BVM device (Figure 5.11) is used to manually deliver positive pressure through an applied face mask, extraglottic device or endotracheal tube. The former would be an initial step in an apneic or hypoventilating patient, and is almost always indicated prior to, or during intubation of an ill patient. The clinician should be intimately familiar with the workings of the BVM device, as it has a number of valves, and needs proper assembly to work. Also known as manual resuscitators, these devices incorporate a self-inflating bag, a one-way bag inlet valve, and a nonrebreathing patient valve. The patient valve end features a universal connector with a 22-mm outside diameter (OD), which fits standard face masks, and a 15-mm internal diameter (ID) that connects to standard endotracheal tubes, extraglottic devices,and cricothyrotomy or tracheostomy cannulae.
An oxygen inlet port is located on the bag inlet valve end to accept the oxygen source tubing.
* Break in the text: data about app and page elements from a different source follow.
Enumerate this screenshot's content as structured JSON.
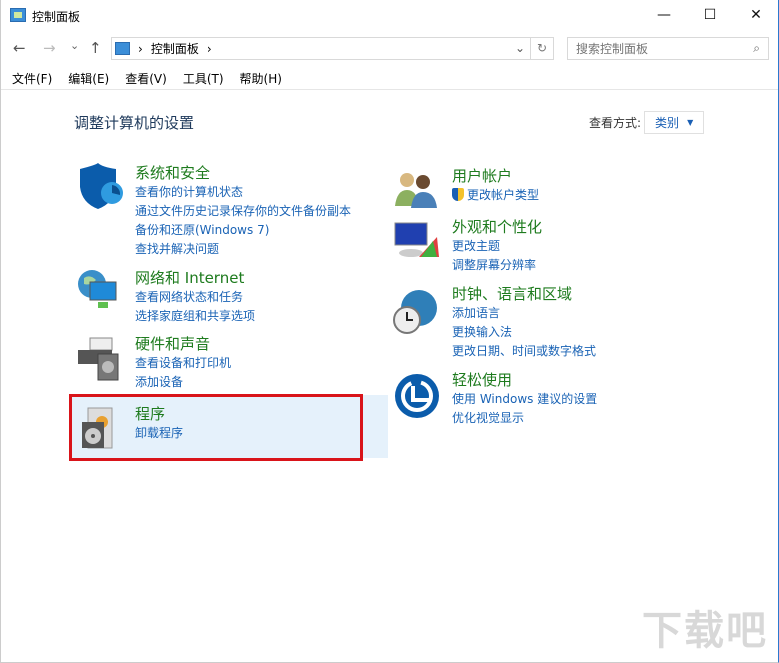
{
  "window": {
    "title": "控制面板",
    "minimize": "—",
    "maximize": "☐",
    "close": "✕"
  },
  "nav": {
    "back": "←",
    "forward": "→",
    "recent": "⌄",
    "up": "↑",
    "breadcrumb": "控制面板",
    "sep": "›",
    "dropdown": "⌄",
    "refresh": "↻",
    "search_placeholder": "搜索控制面板",
    "search_icon": "⌕"
  },
  "menu": [
    "文件(F)",
    "编辑(E)",
    "查看(V)",
    "工具(T)",
    "帮助(H)"
  ],
  "main": {
    "heading": "调整计算机的设置",
    "view_by_label": "查看方式:",
    "view_by_value": "类别",
    "view_by_arrow": "▼"
  },
  "categories": [
    {
      "title": "系统和安全",
      "icon": "shield-icon",
      "links": [
        "查看你的计算机状态",
        "通过文件历史记录保存你的文件备份副本",
        "备份和还原(Windows 7)",
        "查找并解决问题"
      ]
    },
    {
      "title": "网络和 Internet",
      "icon": "network-icon",
      "links": [
        "查看网络状态和任务",
        "选择家庭组和共享选项"
      ]
    },
    {
      "title": "硬件和声音",
      "icon": "printer-icon",
      "links": [
        "查看设备和打印机",
        "添加设备"
      ]
    },
    {
      "title": "程序",
      "icon": "programs-icon",
      "links": [
        "卸载程序"
      ]
    },
    {
      "title": "用户帐户",
      "icon": "users-icon",
      "links": [
        "更改帐户类型"
      ]
    },
    {
      "title": "外观和个性化",
      "icon": "appearance-icon",
      "links": [
        "更改主题",
        "调整屏幕分辨率"
      ]
    },
    {
      "title": "时钟、语言和区域",
      "icon": "clock-globe-icon",
      "links": [
        "添加语言",
        "更换输入法",
        "更改日期、时间或数字格式"
      ]
    },
    {
      "title": "轻松使用",
      "icon": "ease-of-access-icon",
      "links": [
        "使用 Windows 建议的设置",
        "优化视觉显示"
      ]
    }
  ],
  "watermark": "下载吧"
}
To enable 100% oxygen delivery, oxygen flow must be adjusted to ensure the attached reservoir bag never fully collapses. The face mask used in conjunction with the manual resuscitator is generally made of rubber or plastic, and may incorporate an inflatable cuff around its margin to better conform to the patient's facial anatomy. The tight seal thus afforded is mandatory when the manual resuscitator is being used for PPV, but is also useful in the spontaneously breathing patient, as the good seal obtained ensures delivery of close to 100% oxygen (Figure 5.12).
Adult-sized manual resuscitators are supplied with a 1600 mL self-inflating bag; child size 500 mL; and infant 240 mL. The pediatric sized BVM devices may have an additional valve just proximal to the face mask a pressure limiting or "pop-off" valve. This is calibrated to release applied airway pressure at approximately 40 cm H2O, to help prevent baro-trauma. In clinical situations where there is a recognized airway obstruction that is not readily reversible (e.g., epiglottis, croup, airway edema, severe asthma), the pop-off valve may need to be controlled manually to ensure continued lung inflation.